What Is a Mutual Fund's Beta?
What You Need to Know About a Mutual Fund's Beta
When researching mutual funds, you may have run across an odd looking term, called Beta. What exactly is a mutual fund's beta and why should you know it?
Mutual Funds Beta Definition and Example
Beta, with regard to mutual fund investing, is a measure of a particular fund's movement (ups and downs) compared to the overall market. For reference, the market is given a beta of 1.00.
If a fund's beta, or what Morningstar calls "best-fit beta," is 1.20, this tells an investor that they can expect the fund being measured to have returns 20% higher than the index in an up market and 20% lower in a down market.
For example, if a fund's "best-fit index" is the S&P 500 and the index has a return of 10% this year, the investor would expect the fund with a beta of 1.20 to have a return of 12%. Conversely, if the S&P 500 index fell 10% during the given year, the fund with a beta of 1.20 would be expected to fall 12% during that year.
Application of Mutual Fund Beta
A mutual fund investor can use beta in planning their fund selection to determine volatility of the fund and to compare its sensitivity in movement to the overall market. Beta can be considered a measure of sensitivity or of volatility. Beta measures higher than 1.00 will indicate higher highs but lower lows (wider swings in price or NAV for mutual funds). A mutual fund investor looking for a fund with less volatility (less swings in price or NAV) might look for funds with betas lower than 1.00. Beta is also used for planning for fund diversification and can be used as part of the process of building a portfolio of mutual funds.
Should You Use Beta for Choosing Mutual Funds?
Now that you know the basics, the question that remains is, should you use Beta for researching mutual funds? In summary, Beta is a statistical measure that can be quite useful for diversification and advanced risk/volatility measurement purposes but Beta is not necessary to build a great portfolio of mutual funds.
The overall risk of a given portfolio is determined by its unique asset allocation (how you mix various types of funds together).
The bottom line is to make sure your particular mutual funds do not have objectives that overlap (they are not too similar). To do this, simply select funds from different mutual fund categories. Taking a step further, you can also use index funds where possible. This ensures that there will be no "style drift." In other words, you know what you're getting when you buy an index fund.

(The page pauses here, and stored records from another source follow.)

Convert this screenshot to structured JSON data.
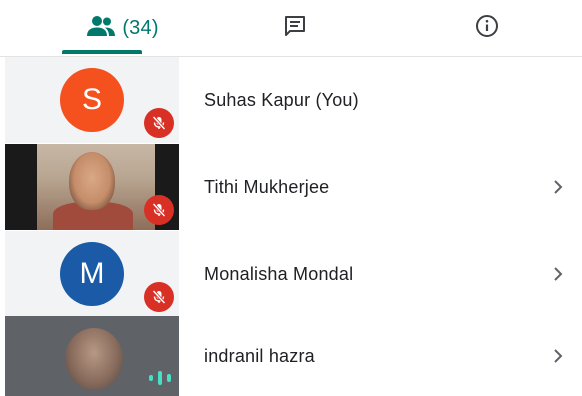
{
  "tabs": {
    "people_count": "(34)",
    "active": "people"
  },
  "colors": {
    "accent": "#00796b",
    "mute_badge": "#d93025",
    "avatar_s": "#f4511e",
    "avatar_m": "#1a5aa6",
    "speaking": "#46e0c6"
  },
  "icons": {
    "people_tab": "people-icon",
    "chat_tab": "chat-icon",
    "info_tab": "info-icon",
    "muted": "mic-off-icon",
    "speaking": "audio-level-icon",
    "open": "chevron-right-icon"
  },
  "participants": [
    {
      "initial": "S",
      "name": "Suhas Kapur (You)",
      "state": "muted"
    },
    {
      "initial": "",
      "name": "Tithi Mukherjee",
      "state": "muted"
    },
    {
      "initial": "M",
      "name": "Monalisha Mondal",
      "state": "muted"
    },
    {
      "initial": "",
      "name": "indranil hazra",
      "state": "speaking"
    }
  ]
}
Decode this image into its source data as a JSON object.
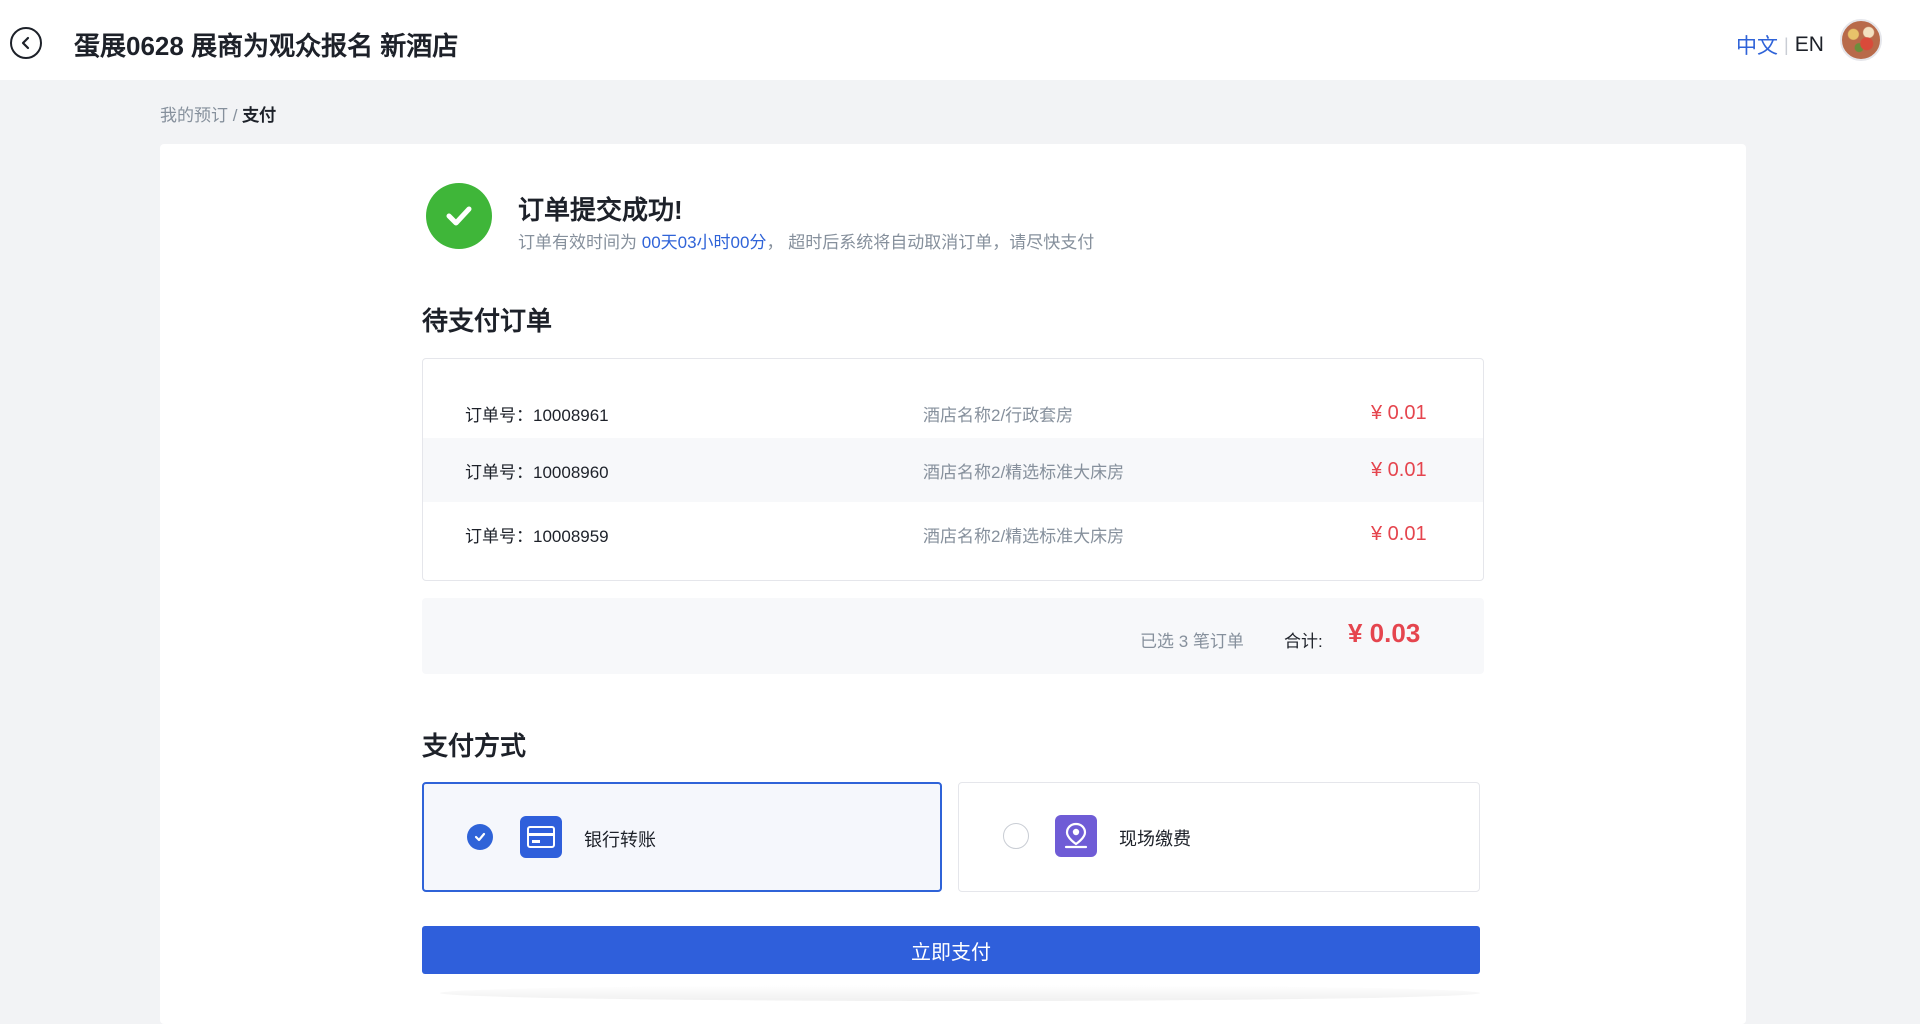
{
  "header": {
    "title": "蛋展0628 展商为观众报名 新酒店",
    "lang_zh": "中文",
    "lang_sep": "|",
    "lang_en": "EN"
  },
  "breadcrumb": {
    "parent": "我的预订",
    "separator": " / ",
    "current": "支付"
  },
  "success": {
    "title": "订单提交成功!",
    "sub_prefix": "订单有效时间为 ",
    "time_left": "00天03小时00分",
    "sub_suffix": "， 超时后系统将自动取消订单，请尽快支付"
  },
  "pending": {
    "title": "待支付订单",
    "orders": [
      {
        "no": "订单号：10008961",
        "hotel": "酒店名称2/行政套房",
        "price": "¥ 0.01"
      },
      {
        "no": "订单号：10008960",
        "hotel": "酒店名称2/精选标准大床房",
        "price": "¥ 0.01"
      },
      {
        "no": "订单号：10008959",
        "hotel": "酒店名称2/精选标准大床房",
        "price": "¥ 0.01"
      }
    ],
    "selected_text": "已选 3 笔订单",
    "total_label": "合计:",
    "total": "¥ 0.03"
  },
  "payment": {
    "title": "支付方式",
    "options": [
      {
        "label": "银行转账",
        "icon": "bank-card-icon",
        "selected": true
      },
      {
        "label": "现场缴费",
        "icon": "location-person-icon",
        "selected": false
      }
    ],
    "pay_button": "立即支付"
  },
  "colors": {
    "accent": "#2f5fdb",
    "price": "#e5454e",
    "success": "#3fb639",
    "onsite_icon": "#6f5cd6"
  }
}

However, an actively-managed fund can slowly but surely change its style or objective over time.
Disclaimer:The information on this site is provided for discussion purposes only, and should not be misconstrued as investment advice. Under no circumstances does this information represent a recommendation to buy or sell securities.